Task:
Below are lines of data; count those that contain "dolor" and give the total alone.

[Website and app data records]
# # #

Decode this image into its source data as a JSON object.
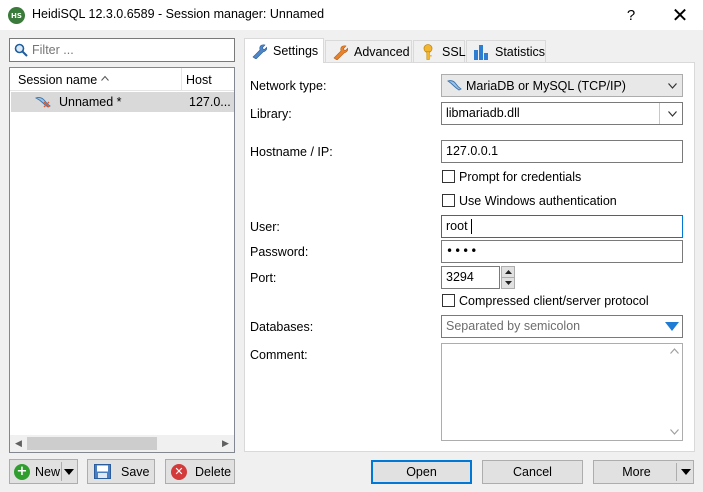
{
  "window": {
    "title": "HeidiSQL 12.3.0.6589 - Session manager: Unnamed",
    "app_icon_text": "HS",
    "help_label": "?",
    "close_label": "✕"
  },
  "filter": {
    "placeholder": "Filter ..."
  },
  "session_list": {
    "columns": [
      "Session name",
      "Host"
    ],
    "sessions": [
      {
        "name": "Unnamed *",
        "host": "127.0..."
      }
    ]
  },
  "left_buttons": {
    "new": "New",
    "save": "Save",
    "delete": "Delete"
  },
  "tabs": [
    {
      "label": "Settings",
      "active": true
    },
    {
      "label": "Advanced",
      "active": false
    },
    {
      "label": "SSL",
      "active": false
    },
    {
      "label": "Statistics",
      "active": false
    }
  ],
  "settings": {
    "network_type": {
      "label": "Network type:",
      "value": "MariaDB or MySQL (TCP/IP)"
    },
    "library": {
      "label": "Library:",
      "value": "libmariadb.dll"
    },
    "hostname": {
      "label": "Hostname / IP:",
      "value": "127.0.0.1"
    },
    "prompt_credentials": {
      "label": "Prompt for credentials",
      "checked": false
    },
    "windows_auth": {
      "label": "Use Windows authentication",
      "checked": false
    },
    "user": {
      "label": "User:",
      "value": "root"
    },
    "password": {
      "label": "Password:",
      "value": "••••"
    },
    "port": {
      "label": "Port:",
      "value": "3294"
    },
    "compressed": {
      "label": "Compressed client/server protocol",
      "checked": false
    },
    "databases": {
      "label": "Databases:",
      "placeholder": "Separated by semicolon"
    },
    "comment": {
      "label": "Comment:",
      "value": ""
    }
  },
  "bottom_buttons": {
    "open": "Open",
    "cancel": "Cancel",
    "more": "More"
  },
  "colors": {
    "accent": "#0078d7",
    "selection": "#d9d9d9",
    "button_face": "#e1e1e1"
  }
}
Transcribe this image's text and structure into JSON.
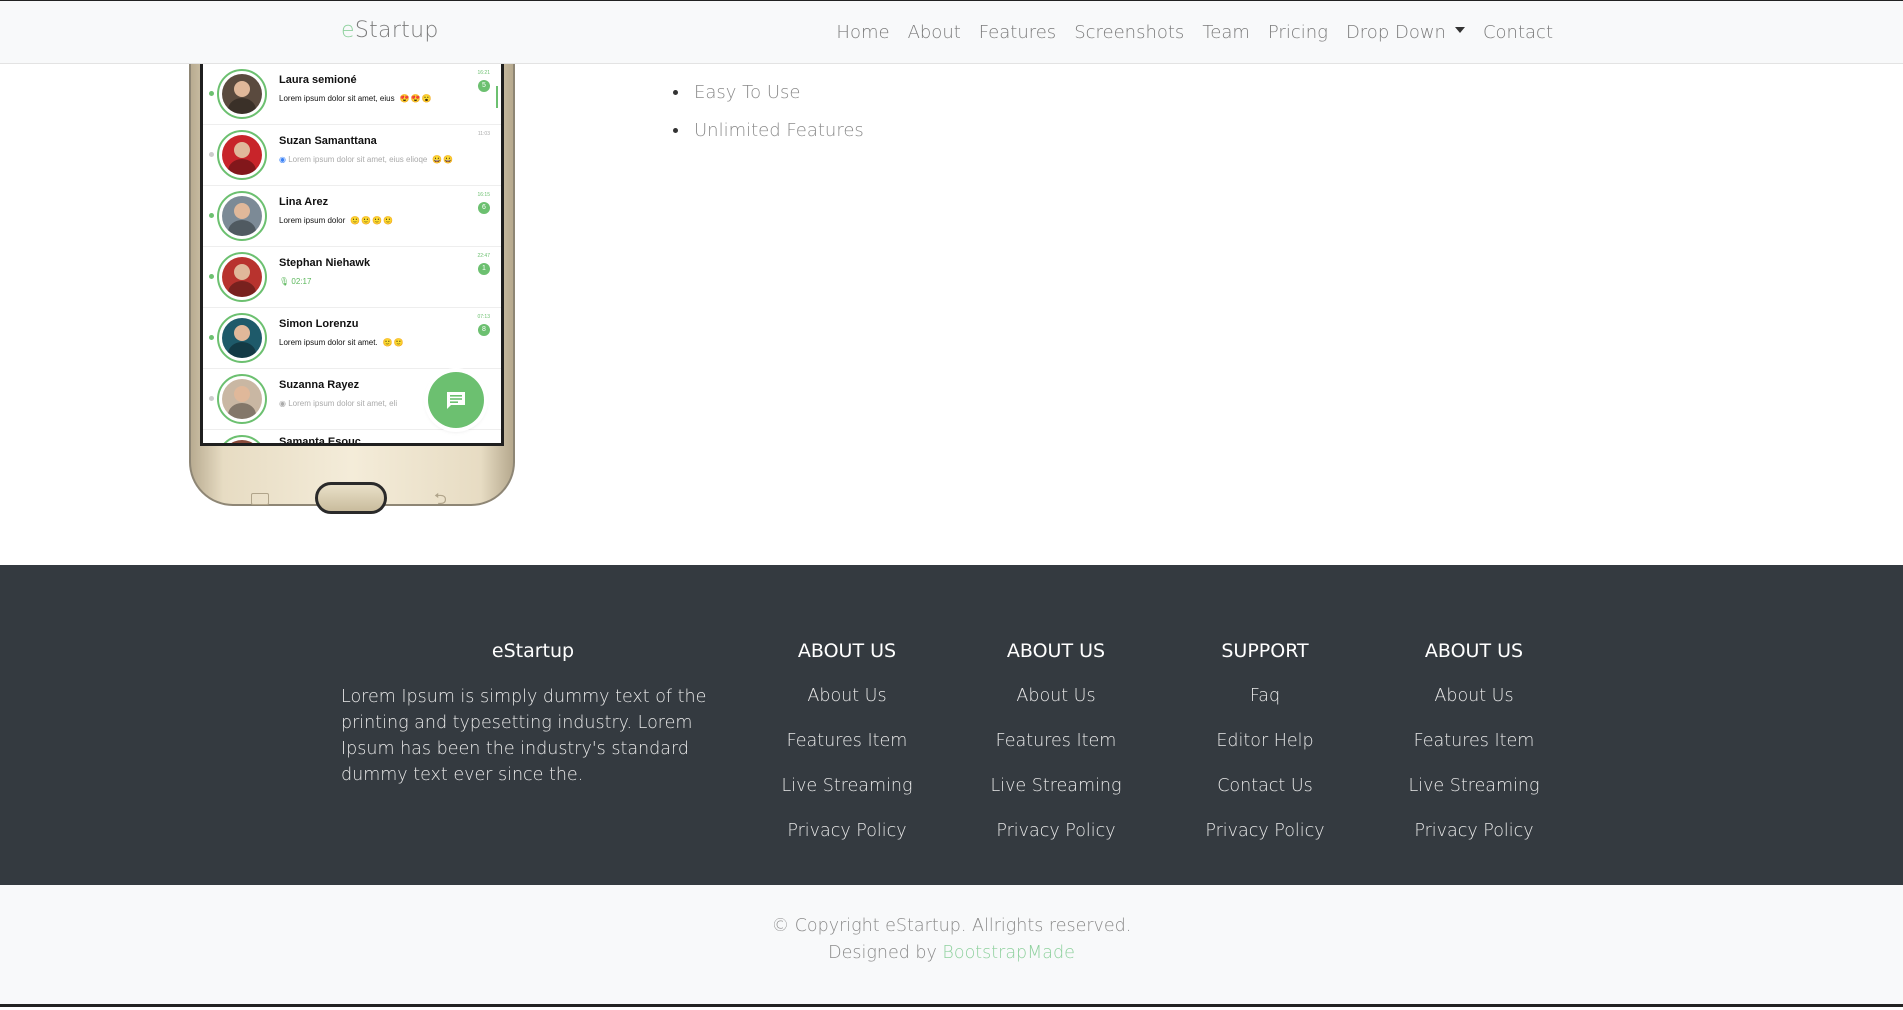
{
  "navbar": {
    "brand_first": "e",
    "brand_rest": "Startup",
    "links": [
      "Home",
      "About",
      "Features",
      "Screenshots",
      "Team",
      "Pricing",
      "Drop Down",
      "Contact"
    ]
  },
  "phone": {
    "chats": [
      {
        "name": "Laura semioné",
        "message": "Lorem ipsum dolor sit amet, eius",
        "emoji": "😍😍😮",
        "time": "16:21",
        "badge": "5"
      },
      {
        "name": "Suzan Samanttana",
        "message": "Lorem ipsum dolor sit amet, eius elioqe",
        "emoji": "😀😀",
        "time": "11:03",
        "badge": ""
      },
      {
        "name": "Lina Arez",
        "message": "Lorem ipsum dolor",
        "emoji": "🙂🙂🙂🙂",
        "time": "16:15",
        "badge": "6"
      },
      {
        "name": "Stephan Niehawk",
        "message": "02:17",
        "emoji": "",
        "time": "22:47",
        "badge": "1"
      },
      {
        "name": "Simon Lorenzu",
        "message": "Lorem ipsum dolor sit amet.",
        "emoji": "🙂🙂",
        "time": "07:13",
        "badge": "8"
      },
      {
        "name": "Suzanna Rayez",
        "message": "Lorem ipsum dolor sit amet, eli",
        "emoji": "",
        "time": "",
        "badge": ""
      },
      {
        "name": "Samanta Esouc",
        "message": "",
        "emoji": "",
        "time": "",
        "badge": ""
      }
    ]
  },
  "features": [
    "Easy To Use",
    "Unlimited Features"
  ],
  "footer": {
    "about": {
      "title": "eStartup",
      "text": "Lorem Ipsum is simply dummy text of the printing and typesetting industry. Lorem Ipsum has been the industry's standard dummy text ever since the."
    },
    "columns": [
      {
        "title": "ABOUT US",
        "links": [
          "About Us",
          "Features Item",
          "Live Streaming",
          "Privacy Policy"
        ]
      },
      {
        "title": "ABOUT US",
        "links": [
          "About Us",
          "Features Item",
          "Live Streaming",
          "Privacy Policy"
        ]
      },
      {
        "title": "SUPPORT",
        "links": [
          "Faq",
          "Editor Help",
          "Contact Us",
          "Privacy Policy"
        ]
      },
      {
        "title": "ABOUT US",
        "links": [
          "About Us",
          "Features Item",
          "Live Streaming",
          "Privacy Policy"
        ]
      }
    ]
  },
  "copyright": {
    "line1": "© Copyright eStartup. Allrights reserved.",
    "designed_prefix": "Designed by ",
    "designed_link": "BootstrapMade"
  },
  "colors": {
    "accent": "#8fd19e",
    "chat_green": "#6cc070",
    "footer_bg": "#343a40",
    "navbar_bg": "#f8f9fa"
  }
}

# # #

Task result:
5